WHAT YOU SHOULD DO ::
Check every line of the data for the string "MAXScript" and copy the ones that have it.

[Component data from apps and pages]
Content starts

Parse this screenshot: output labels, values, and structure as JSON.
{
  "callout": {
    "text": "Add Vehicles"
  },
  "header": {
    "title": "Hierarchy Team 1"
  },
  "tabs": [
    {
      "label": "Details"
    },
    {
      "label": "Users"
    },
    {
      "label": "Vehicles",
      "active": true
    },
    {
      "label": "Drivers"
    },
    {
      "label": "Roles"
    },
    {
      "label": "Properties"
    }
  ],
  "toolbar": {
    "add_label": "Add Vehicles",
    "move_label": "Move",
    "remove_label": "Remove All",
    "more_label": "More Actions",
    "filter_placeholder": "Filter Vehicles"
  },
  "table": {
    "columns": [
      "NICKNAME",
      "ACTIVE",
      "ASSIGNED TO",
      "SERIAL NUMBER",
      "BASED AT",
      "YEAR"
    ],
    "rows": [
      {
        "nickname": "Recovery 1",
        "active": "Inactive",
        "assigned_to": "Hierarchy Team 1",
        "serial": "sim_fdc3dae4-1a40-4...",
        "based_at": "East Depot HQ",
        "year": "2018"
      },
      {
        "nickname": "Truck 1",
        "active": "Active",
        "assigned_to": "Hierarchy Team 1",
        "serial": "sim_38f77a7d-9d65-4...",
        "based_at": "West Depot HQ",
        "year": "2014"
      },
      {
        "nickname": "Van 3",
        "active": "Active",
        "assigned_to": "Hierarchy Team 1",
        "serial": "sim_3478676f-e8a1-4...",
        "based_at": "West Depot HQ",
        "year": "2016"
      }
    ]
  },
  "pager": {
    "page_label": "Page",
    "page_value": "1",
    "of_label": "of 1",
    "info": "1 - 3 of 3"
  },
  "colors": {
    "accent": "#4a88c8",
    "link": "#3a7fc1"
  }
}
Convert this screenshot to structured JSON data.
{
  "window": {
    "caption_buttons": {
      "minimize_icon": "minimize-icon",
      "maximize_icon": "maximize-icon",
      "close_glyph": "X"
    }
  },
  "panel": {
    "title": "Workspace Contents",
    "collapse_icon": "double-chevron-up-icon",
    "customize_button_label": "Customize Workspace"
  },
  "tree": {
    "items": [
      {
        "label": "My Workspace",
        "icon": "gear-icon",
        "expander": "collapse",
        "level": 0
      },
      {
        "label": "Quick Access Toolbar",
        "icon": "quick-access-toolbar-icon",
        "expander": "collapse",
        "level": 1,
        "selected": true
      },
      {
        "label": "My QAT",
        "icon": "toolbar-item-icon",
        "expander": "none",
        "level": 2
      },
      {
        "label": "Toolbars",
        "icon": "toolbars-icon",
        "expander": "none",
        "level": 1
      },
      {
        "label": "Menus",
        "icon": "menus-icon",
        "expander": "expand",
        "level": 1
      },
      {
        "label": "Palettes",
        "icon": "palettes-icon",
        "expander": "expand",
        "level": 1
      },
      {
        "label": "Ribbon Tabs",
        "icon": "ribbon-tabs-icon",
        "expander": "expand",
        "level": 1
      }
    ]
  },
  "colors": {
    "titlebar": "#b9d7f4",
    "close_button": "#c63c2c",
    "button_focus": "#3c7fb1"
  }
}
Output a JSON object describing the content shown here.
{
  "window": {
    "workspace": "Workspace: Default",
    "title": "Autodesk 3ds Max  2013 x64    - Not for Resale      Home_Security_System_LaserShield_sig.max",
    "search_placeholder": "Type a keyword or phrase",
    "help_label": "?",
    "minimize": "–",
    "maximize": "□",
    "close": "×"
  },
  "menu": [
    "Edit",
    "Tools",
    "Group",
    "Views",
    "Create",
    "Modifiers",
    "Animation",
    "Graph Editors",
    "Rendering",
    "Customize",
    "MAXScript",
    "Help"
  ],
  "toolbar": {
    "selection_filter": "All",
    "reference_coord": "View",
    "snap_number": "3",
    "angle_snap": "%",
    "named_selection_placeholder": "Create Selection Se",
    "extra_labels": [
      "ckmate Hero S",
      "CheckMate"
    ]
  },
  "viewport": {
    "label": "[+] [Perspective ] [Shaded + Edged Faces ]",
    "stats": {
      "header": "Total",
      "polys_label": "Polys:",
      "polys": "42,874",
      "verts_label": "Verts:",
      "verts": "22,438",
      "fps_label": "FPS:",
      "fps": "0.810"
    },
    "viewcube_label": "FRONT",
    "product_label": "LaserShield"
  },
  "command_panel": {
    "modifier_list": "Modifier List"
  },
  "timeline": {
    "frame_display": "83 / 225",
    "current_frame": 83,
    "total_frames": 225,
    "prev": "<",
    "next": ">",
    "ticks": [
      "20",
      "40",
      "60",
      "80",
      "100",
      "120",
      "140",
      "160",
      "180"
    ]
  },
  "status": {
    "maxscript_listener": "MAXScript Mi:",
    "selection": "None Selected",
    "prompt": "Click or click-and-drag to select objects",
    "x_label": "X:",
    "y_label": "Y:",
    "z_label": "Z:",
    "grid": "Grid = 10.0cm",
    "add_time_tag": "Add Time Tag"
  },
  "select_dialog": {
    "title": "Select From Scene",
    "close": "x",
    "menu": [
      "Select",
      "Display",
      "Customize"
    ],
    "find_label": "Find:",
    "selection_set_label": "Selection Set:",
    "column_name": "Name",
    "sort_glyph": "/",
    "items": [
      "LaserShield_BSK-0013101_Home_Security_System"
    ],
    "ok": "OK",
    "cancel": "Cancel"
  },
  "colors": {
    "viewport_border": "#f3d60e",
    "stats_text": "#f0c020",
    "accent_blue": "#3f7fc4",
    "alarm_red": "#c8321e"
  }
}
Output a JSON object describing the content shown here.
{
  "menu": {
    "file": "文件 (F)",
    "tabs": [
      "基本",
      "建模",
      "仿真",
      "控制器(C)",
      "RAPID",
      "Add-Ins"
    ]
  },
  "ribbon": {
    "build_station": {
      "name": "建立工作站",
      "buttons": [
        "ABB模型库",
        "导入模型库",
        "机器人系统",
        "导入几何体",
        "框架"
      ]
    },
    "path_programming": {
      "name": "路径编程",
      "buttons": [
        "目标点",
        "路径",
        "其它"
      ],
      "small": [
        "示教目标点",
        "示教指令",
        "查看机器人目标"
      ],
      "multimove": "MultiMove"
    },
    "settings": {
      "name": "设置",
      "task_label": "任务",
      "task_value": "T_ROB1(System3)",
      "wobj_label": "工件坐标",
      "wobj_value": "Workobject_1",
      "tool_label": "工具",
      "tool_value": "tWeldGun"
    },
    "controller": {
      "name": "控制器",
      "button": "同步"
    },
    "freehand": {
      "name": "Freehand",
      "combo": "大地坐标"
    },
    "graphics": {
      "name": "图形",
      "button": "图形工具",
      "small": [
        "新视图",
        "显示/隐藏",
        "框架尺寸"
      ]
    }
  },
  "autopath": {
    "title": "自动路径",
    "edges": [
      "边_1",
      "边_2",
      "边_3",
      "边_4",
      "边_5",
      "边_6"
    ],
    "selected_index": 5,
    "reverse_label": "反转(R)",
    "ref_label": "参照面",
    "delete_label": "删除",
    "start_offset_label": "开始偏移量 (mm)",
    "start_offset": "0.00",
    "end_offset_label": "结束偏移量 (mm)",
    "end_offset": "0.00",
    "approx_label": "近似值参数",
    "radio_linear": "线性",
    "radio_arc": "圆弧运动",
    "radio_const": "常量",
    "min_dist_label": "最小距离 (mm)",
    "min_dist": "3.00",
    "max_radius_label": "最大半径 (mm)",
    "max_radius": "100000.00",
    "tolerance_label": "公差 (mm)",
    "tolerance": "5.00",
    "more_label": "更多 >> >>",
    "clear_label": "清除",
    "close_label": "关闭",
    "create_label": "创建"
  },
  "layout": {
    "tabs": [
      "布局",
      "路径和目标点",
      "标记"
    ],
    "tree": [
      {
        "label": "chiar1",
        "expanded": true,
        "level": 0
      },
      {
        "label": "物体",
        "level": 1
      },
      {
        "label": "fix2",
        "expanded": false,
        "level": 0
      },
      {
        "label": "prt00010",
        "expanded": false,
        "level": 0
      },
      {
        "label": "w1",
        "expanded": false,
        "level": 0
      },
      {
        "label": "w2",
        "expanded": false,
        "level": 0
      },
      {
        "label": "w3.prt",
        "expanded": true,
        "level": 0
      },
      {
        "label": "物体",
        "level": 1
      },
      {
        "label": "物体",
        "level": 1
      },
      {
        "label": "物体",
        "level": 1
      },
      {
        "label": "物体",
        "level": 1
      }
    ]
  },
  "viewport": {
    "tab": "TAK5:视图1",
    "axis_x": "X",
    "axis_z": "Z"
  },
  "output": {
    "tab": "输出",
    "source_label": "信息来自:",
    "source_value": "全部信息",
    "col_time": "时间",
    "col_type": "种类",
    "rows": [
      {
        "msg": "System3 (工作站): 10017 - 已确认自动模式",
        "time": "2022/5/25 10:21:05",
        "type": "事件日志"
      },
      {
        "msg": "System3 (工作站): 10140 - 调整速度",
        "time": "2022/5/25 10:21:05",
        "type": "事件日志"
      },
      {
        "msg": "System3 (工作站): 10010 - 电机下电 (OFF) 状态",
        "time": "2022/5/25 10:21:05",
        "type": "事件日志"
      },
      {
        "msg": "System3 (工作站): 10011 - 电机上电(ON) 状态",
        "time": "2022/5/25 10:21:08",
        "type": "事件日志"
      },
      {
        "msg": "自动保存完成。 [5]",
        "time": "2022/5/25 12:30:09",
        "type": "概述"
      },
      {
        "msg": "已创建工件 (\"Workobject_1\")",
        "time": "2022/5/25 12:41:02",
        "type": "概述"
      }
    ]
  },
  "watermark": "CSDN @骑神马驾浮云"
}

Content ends

WRITTEN ANSWER ::
    "MAXScript",
    "maxscript_listener": "MAXScript Mi:",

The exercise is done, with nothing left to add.